- What needs to be done
Every line with "Black" in it should be copied from the data.

:: Extracted records

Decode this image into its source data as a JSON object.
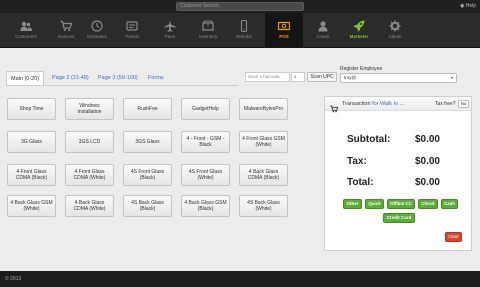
{
  "topbar": {
    "search_placeholder": "Customer Search",
    "help": "Help"
  },
  "nav": [
    {
      "label": "Customers",
      "icon": "users-icon"
    },
    {
      "label": "Invoices",
      "icon": "cart-icon"
    },
    {
      "label": "Estimates",
      "icon": "clock-icon"
    },
    {
      "label": "Tickets",
      "icon": "ticket-icon"
    },
    {
      "label": "Parts",
      "icon": "plane-icon"
    },
    {
      "label": "Inventory",
      "icon": "box-icon"
    },
    {
      "label": "Refurbs",
      "icon": "phone-icon"
    },
    {
      "label": "POS",
      "icon": "money-icon"
    },
    {
      "label": "Leads",
      "icon": "user-icon"
    },
    {
      "label": "Marketer",
      "icon": "rocket-icon"
    },
    {
      "label": "Admin",
      "icon": "gear-icon"
    }
  ],
  "tabs": [
    "Main (0-20)",
    "Page 2 (21-49)",
    "Page 3 (50-100)",
    "Forms"
  ],
  "items": [
    "Shop Time",
    "Windows Installation",
    "RushFee",
    "GadgetHelp",
    "MalwareBytesPro",
    "3G Glass",
    "3GS LCD",
    "3GS Glass",
    "4 - Front - GSM - Black",
    "4 Front Glass GSM (White)",
    "4 Front Glass CDMA (Black)",
    "4 Front Glass CDMA (White)",
    "4S Front Glass (Black)",
    "4S Front Glass (White)",
    "4 Back Glass CDMA (Black)",
    "4 Back Glass GSM (White)",
    "4 Back Glass CDMA (White)",
    "4S Back Glass (Black)",
    "4 Back Glass GSM (Black)",
    "4S Back Glass (White)"
  ],
  "scan": {
    "placeholder": "Scan a barcode",
    "qty": "1",
    "button": "Scan UPC"
  },
  "register": {
    "label": "Register Employee",
    "value": "troy@"
  },
  "transaction": {
    "title": "Transaction",
    "link": "for Walk In ...",
    "tax_free_label": "Tax free?",
    "tax_free_value": "No",
    "subtotal_label": "Subtotal:",
    "subtotal": "$0.00",
    "tax_label": "Tax:",
    "tax": "$0.00",
    "total_label": "Total:",
    "total": "$0.00",
    "payments": [
      "Other",
      "Quick",
      "Offline CC",
      "Check",
      "Cash",
      "Credit Card"
    ],
    "clear": "Clear"
  },
  "footer": {
    "copyright": "© 2013"
  },
  "colors": {
    "accent": "#f4a100",
    "market": "#7ac231",
    "pay": "#5cad38",
    "clear": "#d9452f",
    "link": "#3b6fc2"
  }
}
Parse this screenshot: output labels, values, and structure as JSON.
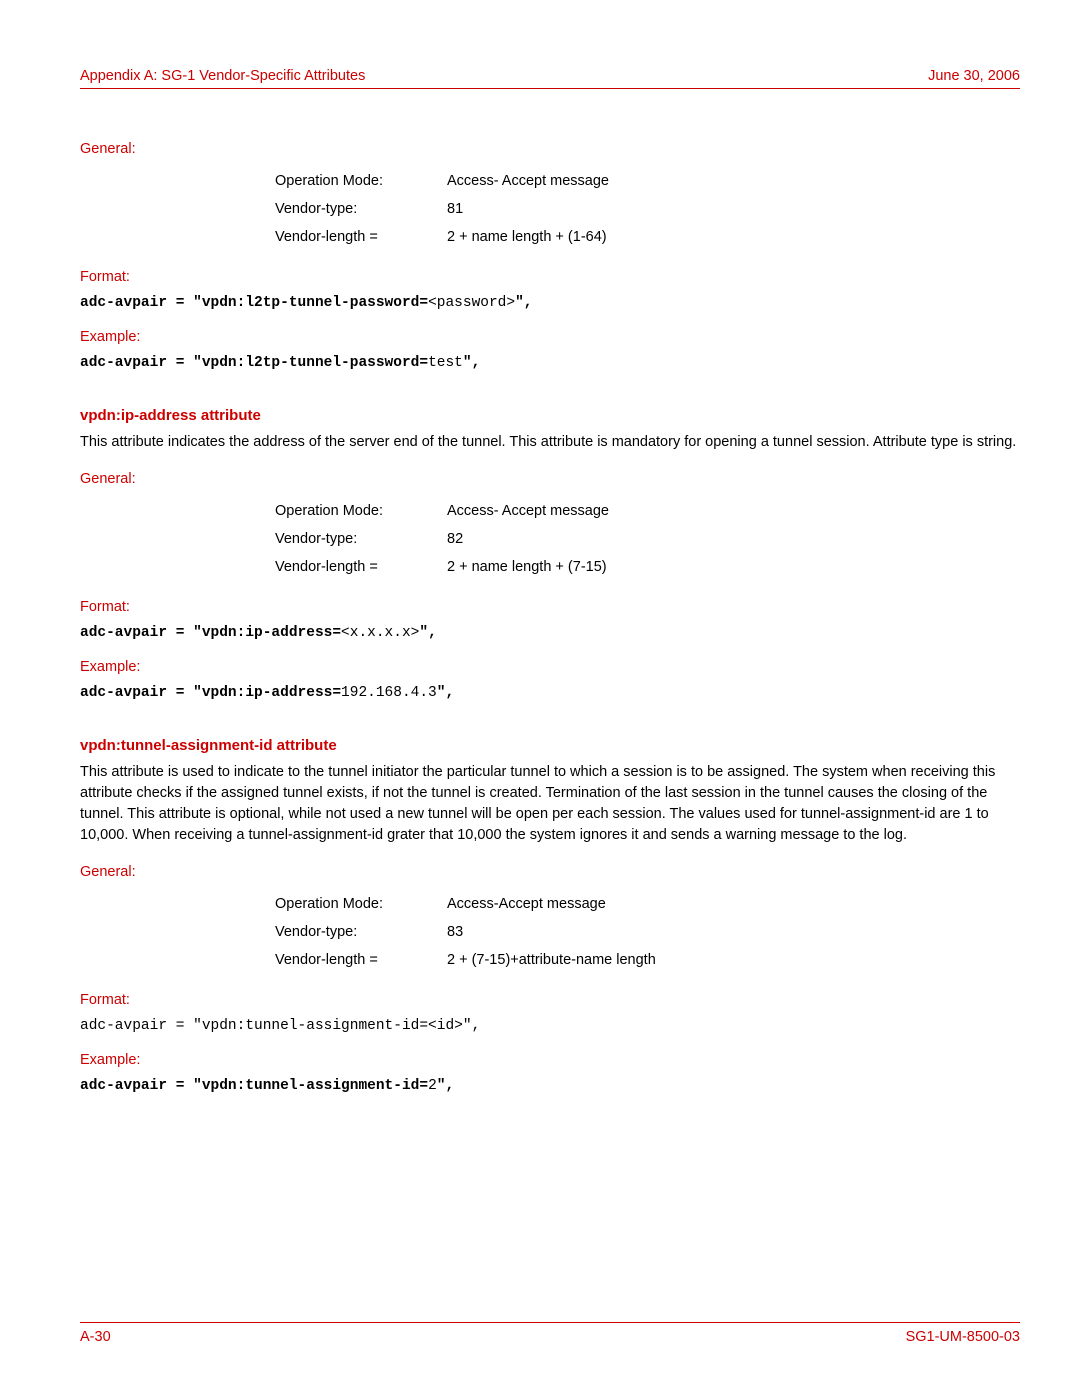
{
  "header": {
    "left": "Appendix A: SG-1 Vendor-Specific Attributes",
    "right": "June 30, 2006"
  },
  "sec1": {
    "general_label": "General:",
    "rows": {
      "r1k": "Operation Mode:",
      "r1v": "Access- Accept message",
      "r2k": "Vendor-type:",
      "r2v": "81",
      "r3k": "Vendor-length =",
      "r3v": "2 + name length + (1-64)"
    },
    "format_label": "Format:",
    "format_code_b": "adc-avpair = \"vpdn:l2tp-tunnel-password=",
    "format_code_p": "<password>",
    "format_code_e": "\",",
    "example_label": "Example:",
    "example_code_b": "adc-avpair = \"vpdn:l2tp-tunnel-password=",
    "example_code_p": "test",
    "example_code_e": "\","
  },
  "sec2": {
    "title": "vpdn:ip-address attribute",
    "desc": "This attribute indicates the address of the server end of the tunnel. This attribute is mandatory for opening a tunnel session. Attribute type is string.",
    "general_label": "General:",
    "rows": {
      "r1k": "Operation Mode:",
      "r1v": "Access- Accept message",
      "r2k": "Vendor-type:",
      "r2v": "82",
      "r3k": "Vendor-length =",
      "r3v": "2 + name length + (7-15)"
    },
    "format_label": "Format:",
    "format_code_b": "adc-avpair = \"vpdn:ip-address=",
    "format_code_p": "<x.x.x.x>",
    "format_code_e": "\",",
    "example_label": "Example:",
    "example_code_b": "adc-avpair = \"vpdn:ip-address=",
    "example_code_p": "192.168.4.3",
    "example_code_e": "\","
  },
  "sec3": {
    "title": "vpdn:tunnel-assignment-id attribute",
    "desc": "This attribute is used to indicate to the tunnel initiator the particular tunnel to which a session is to be assigned. The system when receiving this attribute checks if the assigned tunnel exists, if not the tunnel is created. Termination of the last session in the tunnel causes the closing of the tunnel. This attribute is optional, while not used a new tunnel will be open per each session. The values used for tunnel-assignment-id are 1 to 10,000. When receiving a tunnel-assignment-id grater that 10,000 the system ignores it and sends a warning message to the log.",
    "general_label": "General:",
    "rows": {
      "r1k": "Operation Mode:",
      "r1v": "Access-Accept message",
      "r2k": "Vendor-type:",
      "r2v": "83",
      "r3k": "Vendor-length =",
      "r3v": "2 + (7-15)+attribute-name length"
    },
    "format_label": "Format:",
    "format_code": "adc-avpair = \"vpdn:tunnel-assignment-id=<id>\",",
    "example_label": "Example:",
    "example_code_b": "adc-avpair = \"vpdn:tunnel-assignment-id=",
    "example_code_p": "2",
    "example_code_e": "\","
  },
  "footer": {
    "left": "A-30",
    "right": "SG1-UM-8500-03"
  }
}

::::

- Reply
    "4 - Front - GSM - Black",
    "4 Front Glass CDMA (Black)",
    "4S Front Glass (Black)",
    "4 Back Glass CDMA (Black)",
    "4S Back Glass (Black)",
    "4 Back Glass GSM (Black)",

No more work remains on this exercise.